Start of Block

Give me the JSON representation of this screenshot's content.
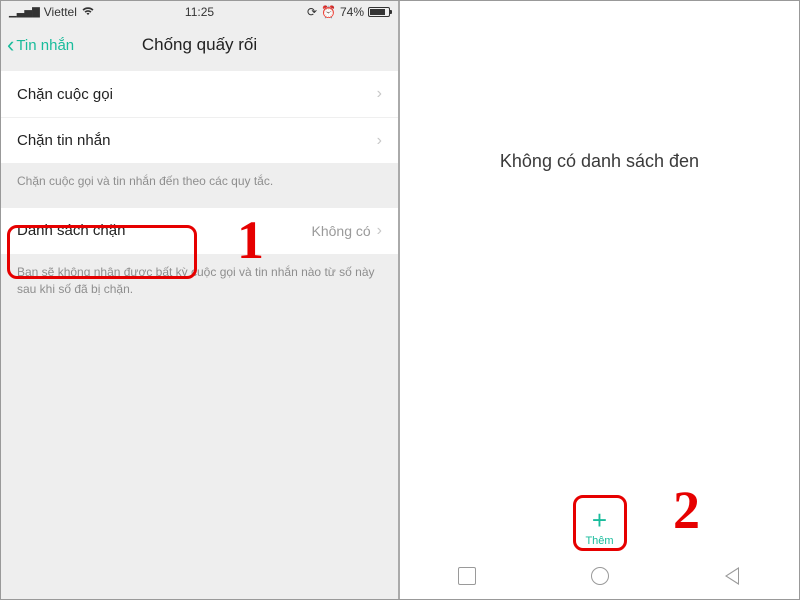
{
  "statusbar": {
    "carrier": "Viettel",
    "time": "11:25",
    "battery": "74%"
  },
  "navbar": {
    "back_label": "Tin nhắn",
    "title": "Chống quấy rối"
  },
  "rows": {
    "block_calls": "Chặn cuộc gọi",
    "block_sms": "Chặn tin nhắn",
    "blocklist_label": "Danh sách chặn",
    "blocklist_value": "Không có"
  },
  "help": {
    "text1": "Chặn cuộc gọi và tin nhắn đến theo các quy tắc.",
    "text2": "Bạn sẽ không nhận được bất kỳ cuộc gọi và tin nhắn nào từ số này sau khi số đã bị chặn."
  },
  "right_pane": {
    "empty": "Không có danh sách đen",
    "add_label": "Thêm"
  },
  "annotations": {
    "n1": "1",
    "n2": "2"
  }
}
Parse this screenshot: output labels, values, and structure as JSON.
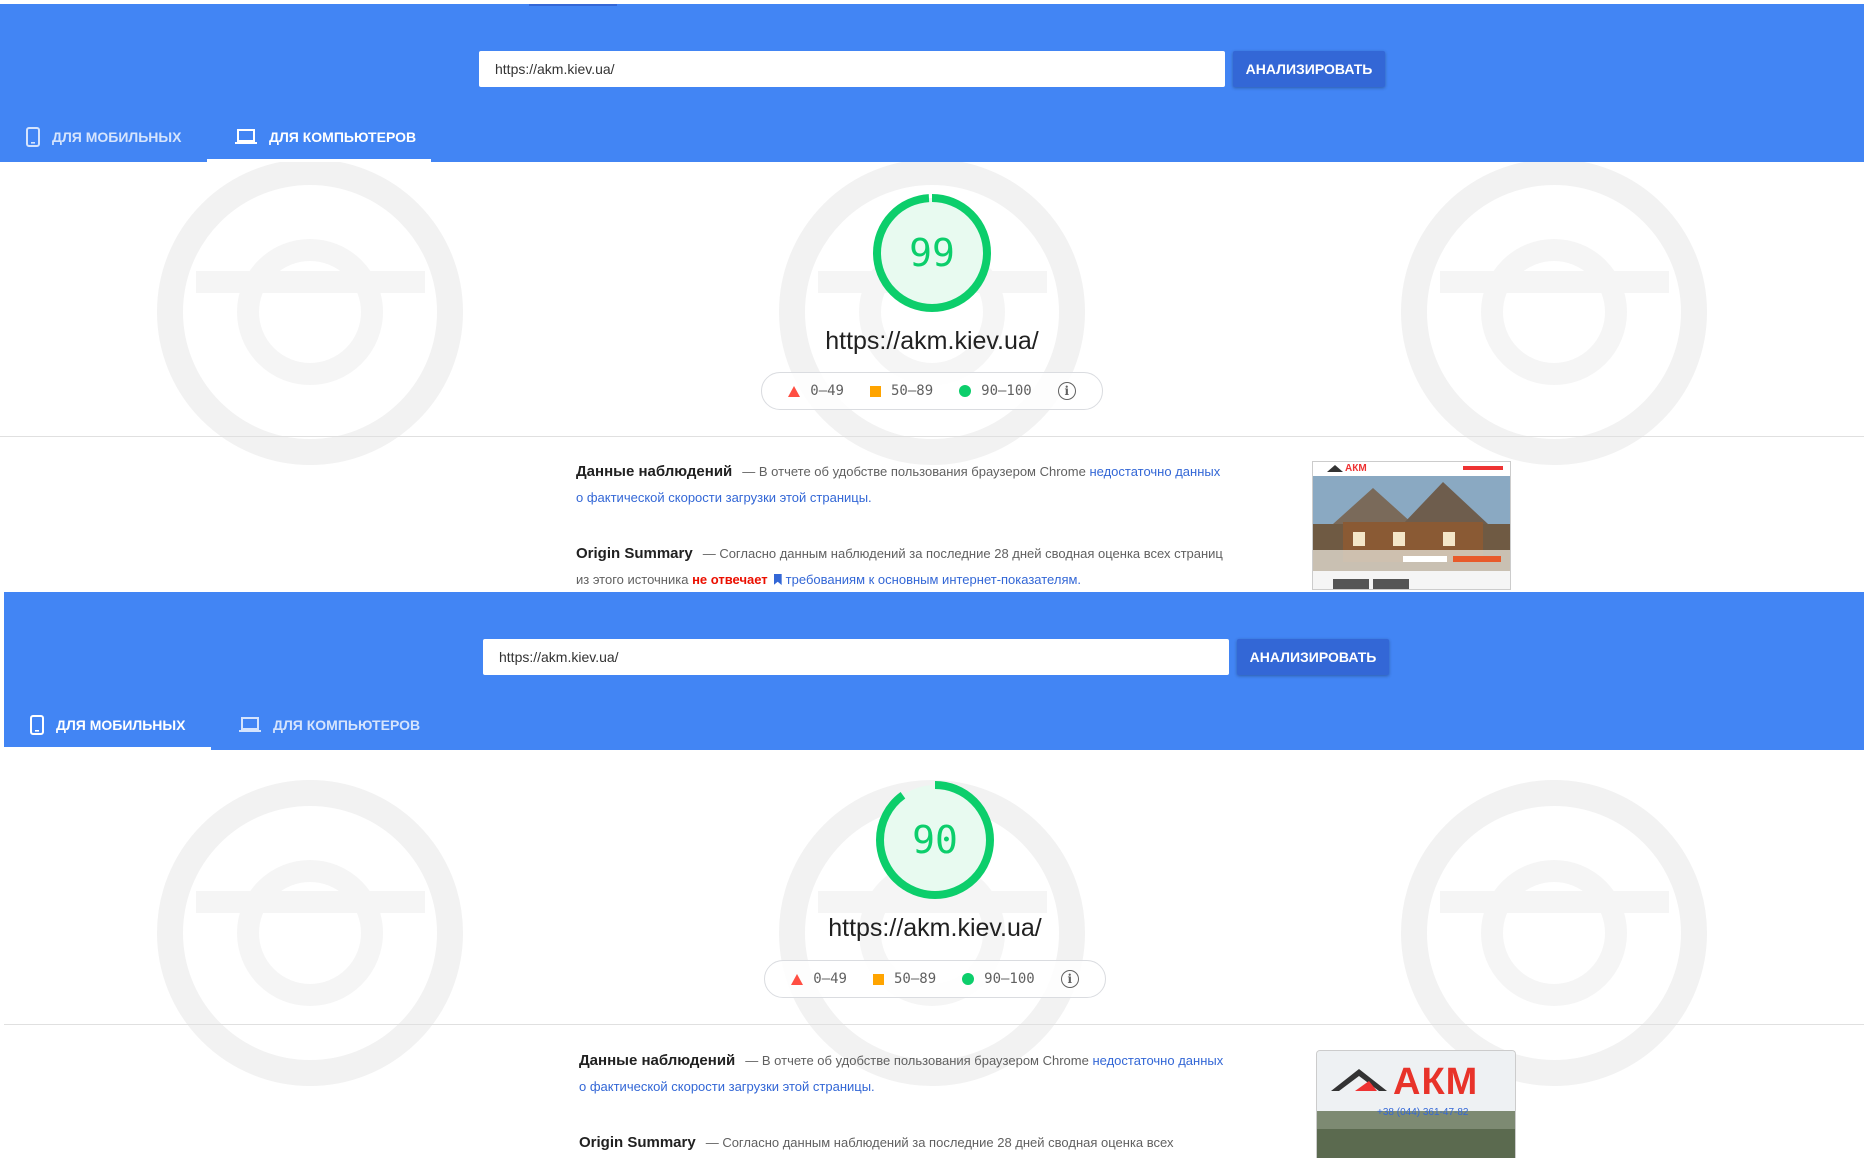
{
  "desktop_view": {
    "url_input_value": "https://akm.kiev.ua/",
    "analyze_button": "АНАЛИЗИРОВАТЬ",
    "tabs": [
      {
        "label": "ДЛЯ МОБИЛЬНЫХ",
        "icon": "phone-icon",
        "active": false
      },
      {
        "label": "ДЛЯ КОМПЬЮТЕРОВ",
        "icon": "laptop-icon",
        "active": true
      }
    ],
    "score": "99",
    "score_fraction": 0.99,
    "tested_url": "https://akm.kiev.ua/",
    "legend": {
      "fail": "0–49",
      "average": "50–89",
      "pass": "90–100"
    },
    "field_data": {
      "title": "Данные наблюдений",
      "text": "— В отчете об удобстве пользования браузером Chrome ",
      "link": "недостаточно данных о фактической скорости загрузки этой страницы."
    },
    "origin_summary": {
      "title": "Origin Summary",
      "text": "— Согласно данным наблюдений за последние 28 дней сводная оценка всех страниц из этого источника ",
      "status": "не отвечает",
      "link": "требованиям к основным интернет-показателям."
    },
    "thumbnail_logo": "АКМ"
  },
  "mobile_view": {
    "url_input_value": "https://akm.kiev.ua/",
    "analyze_button": "АНАЛИЗИРОВАТЬ",
    "tabs": [
      {
        "label": "ДЛЯ МОБИЛЬНЫХ",
        "icon": "phone-icon",
        "active": true
      },
      {
        "label": "ДЛЯ КОМПЬЮТЕРОВ",
        "icon": "laptop-icon",
        "active": false
      }
    ],
    "score": "90",
    "score_fraction": 0.9,
    "tested_url": "https://akm.kiev.ua/",
    "legend": {
      "fail": "0–49",
      "average": "50–89",
      "pass": "90–100"
    },
    "field_data": {
      "title": "Данные наблюдений",
      "text": "— В отчете об удобстве пользования браузером Chrome ",
      "link": "недостаточно данных о фактической скорости загрузки этой страницы."
    },
    "origin_summary": {
      "title": "Origin Summary",
      "text": "— Согласно данным наблюдений за последние 28 дней сводная оценка всех"
    },
    "thumbnail_logo": "АКМ",
    "thumbnail_phone": "+38 (044) 361-47-82"
  },
  "colors": {
    "header_blue": "#4285f4",
    "button_blue": "#3367d6",
    "pass_green": "#0cce6b",
    "average_orange": "#ffa400",
    "fail_red": "#ff4e42",
    "link_blue": "#3367d6",
    "fail_text": "#eb0f00"
  }
}
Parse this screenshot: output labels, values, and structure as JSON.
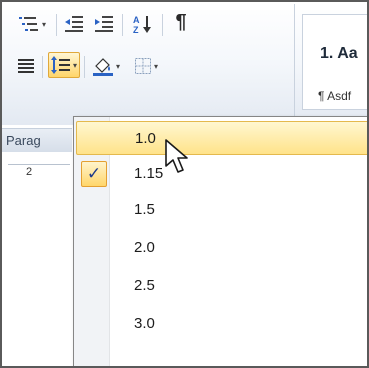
{
  "ribbon": {
    "group_label": "Parag",
    "ruler_number": "2",
    "styles_heading": "1. Aa",
    "styles_sub": "¶ Asdf",
    "sort_icon_label": "A Z",
    "pilcrow": "¶"
  },
  "line_spacing_menu": {
    "items": [
      {
        "label": "1.0",
        "highlighted": true,
        "checked": false
      },
      {
        "label": "1.15",
        "highlighted": false,
        "checked": true
      },
      {
        "label": "1.5",
        "highlighted": false,
        "checked": false
      },
      {
        "label": "2.0",
        "highlighted": false,
        "checked": false
      },
      {
        "label": "2.5",
        "highlighted": false,
        "checked": false
      },
      {
        "label": "3.0",
        "highlighted": false,
        "checked": false
      }
    ],
    "check_glyph": "✓"
  },
  "colors": {
    "highlight": "#ffe38a",
    "check": "#1e3a8a",
    "ribbon_bg": "#e3e9f2"
  },
  "icons": [
    "multilevel-list-icon",
    "decrease-indent-icon",
    "increase-indent-icon",
    "sort-icon",
    "pilcrow-icon",
    "align-justify-icon",
    "line-spacing-icon",
    "shading-icon",
    "borders-icon",
    "mouse-cursor-icon"
  ]
}
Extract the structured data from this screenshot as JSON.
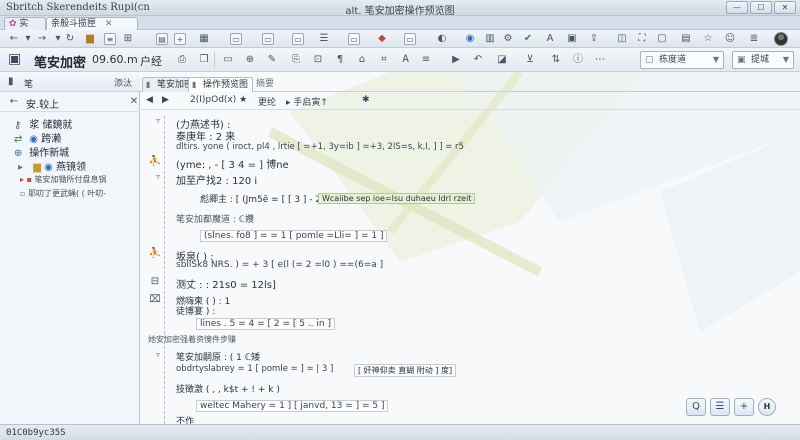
{
  "window": {
    "app_name": "Sbritch Skerendeits Rupi(cn",
    "title": "alt. 笔安加密操作预览图",
    "controls": [
      "—",
      "☐",
      "✕"
    ]
  },
  "tabs": [
    {
      "label": "实"
    },
    {
      "label": "亲般斗揽匣"
    }
  ],
  "toolbar": {
    "doc_title": "笔安加密",
    "doc_size": "09.60.m",
    "doc_label2": "户经",
    "dropdown1": "栋度道",
    "dropdown2": "提城"
  },
  "left_panel": {
    "header": "笔",
    "header_right": "添汰",
    "nav_label": "安.较上",
    "nav_close": "✕",
    "items": [
      {
        "icon": "key-icon",
        "label": "浆 储鏡就"
      },
      {
        "icon": "arrow-icon",
        "label": "跨濑"
      },
      {
        "icon": "globe-icon",
        "label": "操作新城"
      },
      {
        "icon": "folder-icon",
        "label": "燕镜领"
      }
    ],
    "sub_items": [
      "笔安加锄所付盘息锅",
      "耶叨了更武蝇( ( 叶叨-"
    ]
  },
  "editor": {
    "tabs": [
      {
        "label": "笔安加密"
      },
      {
        "label": "操作预览图"
      },
      {
        "label": "摘要"
      }
    ],
    "toolbar_items": [
      "◀",
      "▶",
      "2(I)pOd(x) ★",
      "更纶",
      "▸ 手启寅↑",
      "✱"
    ],
    "rows": [
      {
        "text": "(力燕述书) :"
      },
      {
        "text": "泰庚年 : 2 来"
      },
      {
        "text": "dltirs.  yone (  iroct,  pl4 ,  lrtie  [ =+1,  3y=ib ]  =+3,  2lS=s,  k,I,  ] ]  = r5"
      },
      {
        "text": "(yme: ,  -  [ 3 4 = ] 博ne"
      },
      {
        "text": "加至产找2 : 120 i"
      },
      {
        "text": "彪卿主 : [ (Jm5ẽ = [ [ 3 ] - 2 =  1"
      },
      {
        "text": "Wcaiibe sep  ioe=lsu  duhaeu  ldrl  rzeit"
      },
      {
        "text": "笔安加都魔道 : ℂ孇"
      },
      {
        "text": "(slnes.  fo8 ] = = 1  [  pomle =Lli= ]  = 1 ]"
      },
      {
        "text": "坂泉( ) :"
      },
      {
        "text": "sbllSk8 NRS. ) = + 3  [  e(l (=  2 =l0 ) ==(6=a ]"
      },
      {
        "text": "测丈 : : 21s0  =  12ls]"
      },
      {
        "text": "燃嗨柬 ( ) :  1"
      },
      {
        "text": "徒博宴 ) :"
      },
      {
        "text": "lines .  5 = 4 = [ 2 = [ 5 ..   in ]"
      },
      {
        "text": "她安加密强着资懊件步赚"
      },
      {
        "text": "笔安加嗣原 : ( 1 ℂ矮"
      },
      {
        "text": "obdrtyslabrey   = 1  [  pomle = ]  = |  3 ]"
      },
      {
        "text": "[ 奸神仰卖 直蝴 附动 ] 度]"
      },
      {
        "text": "技徴激 ( ,  , k$t + ! + k )"
      },
      {
        "text": "weltec Mahery  = 1 ]  [ janvd, 13 = ]  = 5 ]"
      },
      {
        "text": "不作"
      }
    ]
  },
  "floating_buttons": [
    "Q",
    "☰",
    "+",
    "H"
  ],
  "status": "01C0b9yc35S"
}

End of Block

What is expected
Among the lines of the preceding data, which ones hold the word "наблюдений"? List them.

Answer section
      "title": "Данные наблюдений",
      "text": "— Согласно данным наблюдений за последние 28 дней сводная оценка всех страниц из этого источника ",
      "title": "Данные наблюдений",
      "text": "— Согласно данным наблюдений за последние 28 дней сводная оценка всех"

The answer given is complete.